"This is an absolutely phony sound bite," said Anne L. Bryant, executive director of the National School Boards Association. "Schools have such a variety of needs, and they have very, very different spending habits. And there is no evidence that spending 65 percent of your budget on classroom spending will produce higher academic achievement.". . . .
Several independent experts said there was little evidence that increasing the proportion of money spent on classroom activities improved student achievement. Standard & Poor's, the bond rating agency, said in a recent report: "Student performance does not noticeably or consistently increase at 65 percent or any other percentage spent on instruction."
James W. Guthrie, a professor of public policy and education at Vanderbilt University, dismissed the proposal as "hocus-pocus."

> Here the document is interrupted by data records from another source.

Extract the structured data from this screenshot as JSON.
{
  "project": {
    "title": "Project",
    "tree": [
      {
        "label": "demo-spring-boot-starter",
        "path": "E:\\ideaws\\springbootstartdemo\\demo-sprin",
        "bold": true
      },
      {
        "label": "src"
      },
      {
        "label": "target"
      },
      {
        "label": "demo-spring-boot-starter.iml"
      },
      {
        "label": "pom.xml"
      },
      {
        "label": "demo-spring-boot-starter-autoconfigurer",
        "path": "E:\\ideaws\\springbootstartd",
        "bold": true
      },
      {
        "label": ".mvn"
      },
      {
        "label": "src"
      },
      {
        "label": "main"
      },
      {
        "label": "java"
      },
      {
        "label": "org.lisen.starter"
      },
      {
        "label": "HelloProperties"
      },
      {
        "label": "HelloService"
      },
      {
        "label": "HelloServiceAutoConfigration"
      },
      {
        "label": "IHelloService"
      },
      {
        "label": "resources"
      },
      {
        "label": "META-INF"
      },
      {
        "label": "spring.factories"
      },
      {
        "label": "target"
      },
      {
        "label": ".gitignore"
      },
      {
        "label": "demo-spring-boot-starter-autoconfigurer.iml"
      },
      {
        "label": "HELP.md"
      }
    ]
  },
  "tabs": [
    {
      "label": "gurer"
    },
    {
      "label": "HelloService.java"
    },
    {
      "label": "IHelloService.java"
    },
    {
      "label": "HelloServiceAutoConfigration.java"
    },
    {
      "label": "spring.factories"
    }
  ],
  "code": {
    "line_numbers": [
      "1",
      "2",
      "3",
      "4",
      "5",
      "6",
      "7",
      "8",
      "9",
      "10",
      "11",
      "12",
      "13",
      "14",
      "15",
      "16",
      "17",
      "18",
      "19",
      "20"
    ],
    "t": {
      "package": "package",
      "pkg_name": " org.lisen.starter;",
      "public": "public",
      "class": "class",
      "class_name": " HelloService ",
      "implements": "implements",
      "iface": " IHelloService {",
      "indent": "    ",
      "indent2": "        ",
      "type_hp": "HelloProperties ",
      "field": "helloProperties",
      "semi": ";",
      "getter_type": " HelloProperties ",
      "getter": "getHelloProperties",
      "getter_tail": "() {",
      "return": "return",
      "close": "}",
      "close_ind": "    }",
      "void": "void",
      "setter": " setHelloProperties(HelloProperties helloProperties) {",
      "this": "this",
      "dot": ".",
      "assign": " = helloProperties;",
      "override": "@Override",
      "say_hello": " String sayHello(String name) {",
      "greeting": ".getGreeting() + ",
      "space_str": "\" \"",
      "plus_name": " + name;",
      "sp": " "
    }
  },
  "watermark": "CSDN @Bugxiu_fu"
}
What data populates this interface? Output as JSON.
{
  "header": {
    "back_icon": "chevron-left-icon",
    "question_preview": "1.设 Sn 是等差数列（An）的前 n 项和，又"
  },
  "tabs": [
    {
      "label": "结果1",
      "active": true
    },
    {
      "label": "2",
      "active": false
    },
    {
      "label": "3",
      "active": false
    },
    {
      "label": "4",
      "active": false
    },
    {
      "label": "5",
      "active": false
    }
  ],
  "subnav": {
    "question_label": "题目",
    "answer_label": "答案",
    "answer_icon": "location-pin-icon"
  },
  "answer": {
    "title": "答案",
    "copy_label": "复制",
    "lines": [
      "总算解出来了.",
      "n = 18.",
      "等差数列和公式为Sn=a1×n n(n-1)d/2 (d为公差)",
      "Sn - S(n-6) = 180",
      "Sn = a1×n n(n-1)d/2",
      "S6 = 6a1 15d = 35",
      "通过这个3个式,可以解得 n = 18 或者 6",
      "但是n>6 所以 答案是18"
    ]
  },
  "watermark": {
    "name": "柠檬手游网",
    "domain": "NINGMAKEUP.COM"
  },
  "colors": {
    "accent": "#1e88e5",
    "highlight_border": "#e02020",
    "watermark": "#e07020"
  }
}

"This is well intended, but misguided," said Dr. Guthrie, who is president of the American Education Finance Association. "Actually, it would be harmful, because it would add to the overlay of regulatory apparatus with which districts have to comply. Why do we want to restrict what school people spend?"